The Museum of Fine Arts (MFA), Boston is unveiling their gallery dedicated to jewelry on Tuesday. The gallery gleams with rare jewels ranging from golden 8th century Egyptian pendants encasing hieroglyphic scrolls – to late 20th century treasures including Kenneth Jay Laneʼs bib necklace with fluorescent color gems.
The MFA announced their gallery is the first, solely devoted to exhibiting jewelry in a US fine arts museum. “It is literally a gem of a gallery. I hope itʼs going to make people aware that jewelry is not just a superficial adornment – it represents history, artistry, craftsmanship, and exquisite materials,” said Malcolm Rogers, Ann and Graham Gund Director of the MFA. “Iʼm really proud of this gallery. It will make MFA visitors realize that jewelry is really worthy of a museum. The exhibit represents all aspects of cultural diversity in an encyclopedic fashion, over several centuries of time.”
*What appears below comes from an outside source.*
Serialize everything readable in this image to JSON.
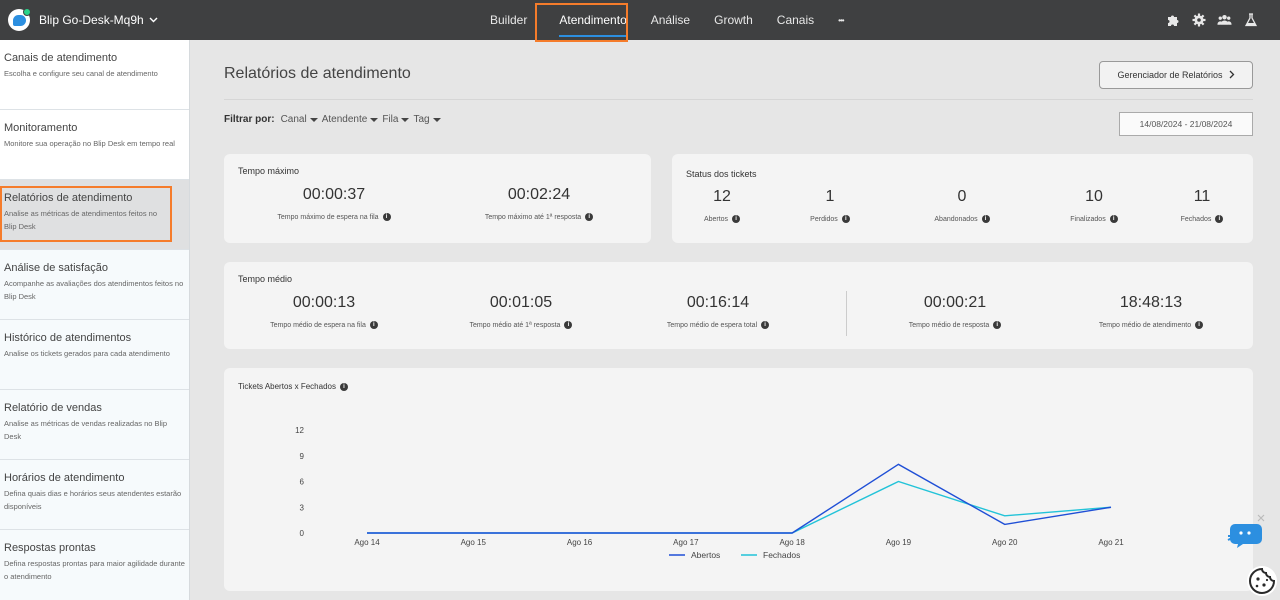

The MFA ”keeps collecting jewelry and adding to their jewelry collection, which makes the museum pretty unique,” says MFA Curator of Jewelry, Yvonne Markowitz – the first jewelry curator to be endowed at a U.S. museum. “We have the ability to feature exhibits that cross time and culture because of the diverse nature of our large jewelry collection. The MFA is old, our collection and gallery are so superior – we’ve spent three decades excavating jewelry.”
The gallery’s inaugural exhibition, Jewels, Gems, and Treasures: Ancient to Modern features 75 rare adornments – each piece is derived from the museum’s jewelry collection of over 11,000 adornments – one of the world’s most comprehensive jewelry collections. According to the MFA, the exhibit is designed to highlight how ʻtreasureʼ has been distinguished all over the world throughout history, spanning over four millennia. The older adornments dating back to the BC era are predominantly crafted with ivory, shell, and rock crystal. The more modern jewelry is mainly crafted with diamonds, emeralds, sapphires, rubies and pearls.
Significant items on display include couturier designer, Coco Chanelʼs iconic 1930ʼs gold and enamel cuffs with jewel encrusted Maltese crosses by Verdura New York. And First Lady, Mary Todd Lincolnʼs gold and diamond earring and brooch set are also showcased. Lincoln purchased her jewelry set for $3,200 in 1864 and sold it following her husbandʼs assassination. Other pieces that are symbolic of historical significance include an 18th Century South German rosary that served as a symbol of faith; and a 14th century Chinese headdress adorned with kingfisher feathers, worn mainly by Chinese noblewomen to celebrate their wedding day.
The gallery is named to recognize the Rita J. and Stanley H. Kaplan Family Foundationʼs endowment at the MFA. “Rita Kaplan and her daughter Susan are passionate jewelry collectors who are committed to funding jewelry scholarship,” says Markowitz.
Markowitz claims most museums feature jewelry “in a case or two, and rarely prioritize investing in jewelry. It’s as if jewelry had become the bastard child of decorative arts”. Unlike other museums the MFA wants to be at the forefront of a jewelry trend by emphasizing its significance – as a form of historical artistry.
Visitors are also starting to take note of the MFAʼs perspective on emphasizing jewelry craftsmanship and cultural influence. MFA visitor, Carole Redden from Boston thinks, “itʼs really unique to see an exhibit that highlights jewelry because the display shows a rare form of artwork that many can benefit and learn from. Learning history through art, fashion, and even jewelry makes a boring subject — like history — more meaningful and very engaging.”
Rogers believes, “itʼs rubbish, many US museums donʼt have jewelry exhibits or galleryʼs because there is a tendency to think that jewelry is not worthy of public attention. There are many museums that feel rubies, diamonds, and other precious stones are part of an inverted snobbery.”
Jewelry plays an integral role in the MFA’s Art of the Americas Wing, which opened last year. This exhibit initially started a turning point for museums by displaying jewelry beside paintings, sculptures and other artwork. In the past, jewelry at the MFA was typically incorporated in displays of ancient or non-Western art, according to Rogers.
The new gallery at the MFA is creating a whole new realm of fine arts for curators and historians. “This is just as significant as when museums started to developed art departments and curators for textiles,” explains Reema Keswani, President of the American Society of Jewelry Historians. “It’s transforming these art forms that were once dubbed as ʻcraftsʼ, and then coined ʻfeminine artʼ and now theyʼre in the same caliber as ʻfine artʼ.”